Introducing Isaiah Quintabe
A resident of one of LA’s toughest neighborhoods uses his blistering intellect to solve the crimes the LAPD ignores.
East Long Beach. The LAPD is barely keeping up with the neighborhood’s high crime rate. Murders go unsolved, lost children unrecovered. But someone from the neighborhood has taken it upon himself to help solve the cases the police can’t or won’t touch.
They call him IQ. He’s a loner and a high school dropout, his unassuming nature disguising a relentless determination and a fierce intelligence. He charges his clients whatever they can afford, which might be a set of tires or a homemade casserole. To get by, he’s forced to take on clients that can pay.
This time, it’s a rap mogul whose life is in danger. As Isaiah investigates, he encounters a vengeful ex-wife, a crew of notorious cutthroats, a monstrous attack dog, and a hit man who even other hit men say is a lunatic. The deeper Isaiah digs, the more far reaching and dangerous the case becomes.
I’m very late to this series, much to my shame. IQ introduces a fascinating and engaging new character into the LA crime genre, and offers something a little different to most other ongoing crime series. I really enjoyed this series debut, and it’s easy to see why it’s become so popular.
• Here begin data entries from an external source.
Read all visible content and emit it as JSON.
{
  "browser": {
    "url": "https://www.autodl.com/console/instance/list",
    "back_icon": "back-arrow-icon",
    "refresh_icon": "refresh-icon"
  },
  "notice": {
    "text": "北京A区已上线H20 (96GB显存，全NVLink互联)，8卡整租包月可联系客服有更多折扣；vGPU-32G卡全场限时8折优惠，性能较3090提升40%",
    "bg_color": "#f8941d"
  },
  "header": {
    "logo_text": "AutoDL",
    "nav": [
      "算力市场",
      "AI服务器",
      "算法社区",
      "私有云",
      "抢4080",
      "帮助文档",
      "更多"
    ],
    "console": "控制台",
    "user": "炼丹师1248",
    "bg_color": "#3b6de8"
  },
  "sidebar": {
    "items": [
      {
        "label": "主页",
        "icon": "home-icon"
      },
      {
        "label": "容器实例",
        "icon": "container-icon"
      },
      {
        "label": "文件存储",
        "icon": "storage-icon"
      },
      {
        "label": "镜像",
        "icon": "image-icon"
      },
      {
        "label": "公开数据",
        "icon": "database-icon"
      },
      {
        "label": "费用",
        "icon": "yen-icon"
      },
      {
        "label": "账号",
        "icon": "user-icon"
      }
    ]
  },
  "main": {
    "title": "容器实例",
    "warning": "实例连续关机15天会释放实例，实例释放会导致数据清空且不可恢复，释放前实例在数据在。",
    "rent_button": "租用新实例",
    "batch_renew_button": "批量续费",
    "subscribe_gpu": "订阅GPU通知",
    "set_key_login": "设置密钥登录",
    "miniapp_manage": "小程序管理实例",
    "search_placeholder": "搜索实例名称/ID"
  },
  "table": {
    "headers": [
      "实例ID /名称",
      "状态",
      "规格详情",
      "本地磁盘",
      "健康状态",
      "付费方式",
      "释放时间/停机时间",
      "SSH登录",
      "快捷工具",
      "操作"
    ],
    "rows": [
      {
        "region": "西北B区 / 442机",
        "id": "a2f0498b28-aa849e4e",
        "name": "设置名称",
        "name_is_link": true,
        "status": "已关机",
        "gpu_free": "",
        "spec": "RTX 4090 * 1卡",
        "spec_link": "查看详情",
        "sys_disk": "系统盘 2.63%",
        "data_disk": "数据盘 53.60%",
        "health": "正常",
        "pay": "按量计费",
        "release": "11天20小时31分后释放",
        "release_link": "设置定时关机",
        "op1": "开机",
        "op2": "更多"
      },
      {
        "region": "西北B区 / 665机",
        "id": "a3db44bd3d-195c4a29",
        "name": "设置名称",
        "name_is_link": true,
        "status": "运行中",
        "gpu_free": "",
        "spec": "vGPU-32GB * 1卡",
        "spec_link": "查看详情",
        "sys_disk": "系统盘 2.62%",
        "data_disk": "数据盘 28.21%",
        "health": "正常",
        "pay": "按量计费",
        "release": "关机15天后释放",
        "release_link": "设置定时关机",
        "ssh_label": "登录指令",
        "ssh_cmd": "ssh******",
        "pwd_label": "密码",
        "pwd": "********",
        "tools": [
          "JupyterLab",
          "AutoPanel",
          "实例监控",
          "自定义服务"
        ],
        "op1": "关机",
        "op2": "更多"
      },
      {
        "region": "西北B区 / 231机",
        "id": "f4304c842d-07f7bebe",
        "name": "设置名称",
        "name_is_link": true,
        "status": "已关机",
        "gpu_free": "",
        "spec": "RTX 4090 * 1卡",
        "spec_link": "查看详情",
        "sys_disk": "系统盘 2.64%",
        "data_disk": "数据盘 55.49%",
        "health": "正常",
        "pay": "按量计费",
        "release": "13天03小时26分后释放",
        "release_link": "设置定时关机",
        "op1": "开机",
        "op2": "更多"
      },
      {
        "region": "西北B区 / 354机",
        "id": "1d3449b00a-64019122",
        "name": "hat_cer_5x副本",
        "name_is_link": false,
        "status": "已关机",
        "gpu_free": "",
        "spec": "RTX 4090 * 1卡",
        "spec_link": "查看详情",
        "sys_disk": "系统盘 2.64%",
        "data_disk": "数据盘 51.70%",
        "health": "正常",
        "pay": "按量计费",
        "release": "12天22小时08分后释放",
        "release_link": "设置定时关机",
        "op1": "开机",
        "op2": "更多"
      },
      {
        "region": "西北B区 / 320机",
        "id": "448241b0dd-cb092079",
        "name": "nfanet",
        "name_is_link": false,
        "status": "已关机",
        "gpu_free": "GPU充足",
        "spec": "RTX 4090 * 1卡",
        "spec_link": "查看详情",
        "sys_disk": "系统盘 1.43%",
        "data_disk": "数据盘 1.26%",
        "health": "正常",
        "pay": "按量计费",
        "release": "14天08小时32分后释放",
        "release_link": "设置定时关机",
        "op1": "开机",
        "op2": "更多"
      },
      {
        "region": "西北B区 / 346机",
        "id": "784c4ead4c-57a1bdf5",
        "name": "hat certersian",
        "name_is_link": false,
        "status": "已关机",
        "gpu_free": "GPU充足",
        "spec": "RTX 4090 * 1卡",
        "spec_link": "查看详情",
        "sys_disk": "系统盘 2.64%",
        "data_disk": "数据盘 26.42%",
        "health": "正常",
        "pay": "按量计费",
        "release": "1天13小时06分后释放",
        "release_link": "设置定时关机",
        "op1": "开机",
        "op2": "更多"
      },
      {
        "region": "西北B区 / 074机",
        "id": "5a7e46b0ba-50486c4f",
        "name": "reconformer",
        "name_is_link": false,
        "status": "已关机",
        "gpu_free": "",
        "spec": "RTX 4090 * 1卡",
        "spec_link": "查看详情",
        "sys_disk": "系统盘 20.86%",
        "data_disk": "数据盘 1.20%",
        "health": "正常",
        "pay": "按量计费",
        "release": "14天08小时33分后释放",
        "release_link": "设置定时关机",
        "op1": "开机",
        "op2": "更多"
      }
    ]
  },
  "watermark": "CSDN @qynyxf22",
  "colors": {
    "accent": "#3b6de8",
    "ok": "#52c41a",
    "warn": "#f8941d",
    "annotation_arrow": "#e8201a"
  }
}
IQ is clearly intended to be the first in a series: it is as much about Isaiah’s past and ‘origin story’ as it is the investigation he’s called in to conduct. The investigation is pretty interesting, and Isaiah’s atypical approach and observations mean this novel feels very fresh and intriguing. He’s highly observant and has a great capacity for deduction (which explains the frequent Sherlock Holmes comparison this series receives). Isaiah is quite different from many the other genre protagonists I’ve read. The opening scenes of the novel give us a pretty clear introduction to just how different he is from standard or typical protagonists in crime novels: there’s a car and boat chase, some unexpected ordinance, and great writing.
I enjoyed learning about his unorthodox journey to becoming the neighbourhood’s investigator, how a tragedy from his youth derailed his fast-track academic life and sent him into a spiral of depression — clawing his way out only gradually. Our picture of Isaiah and those around him are gradually expanded, giving more detail and explanation as the story progresses. You learn how fiercely loyal and good Isaiah is — often quietly so, doing his good deeds behind the scenes and without the beneficiaries knowing about them. Unlike many cop protagonists, though, he has more leeway to stretch the rules, and is often forced to come up with pretty innovative solutions.
If you’re a fan of crime fiction, and LA-based crime fiction in particular, then I think you’ll definitely find this novel a rewarding read. It’s interesting, twisty, often amusing, and engaging throughout. I’m very much looking forward to reading the rest of the series (currently, there are three more novels available), and intend to get caught up ASAP.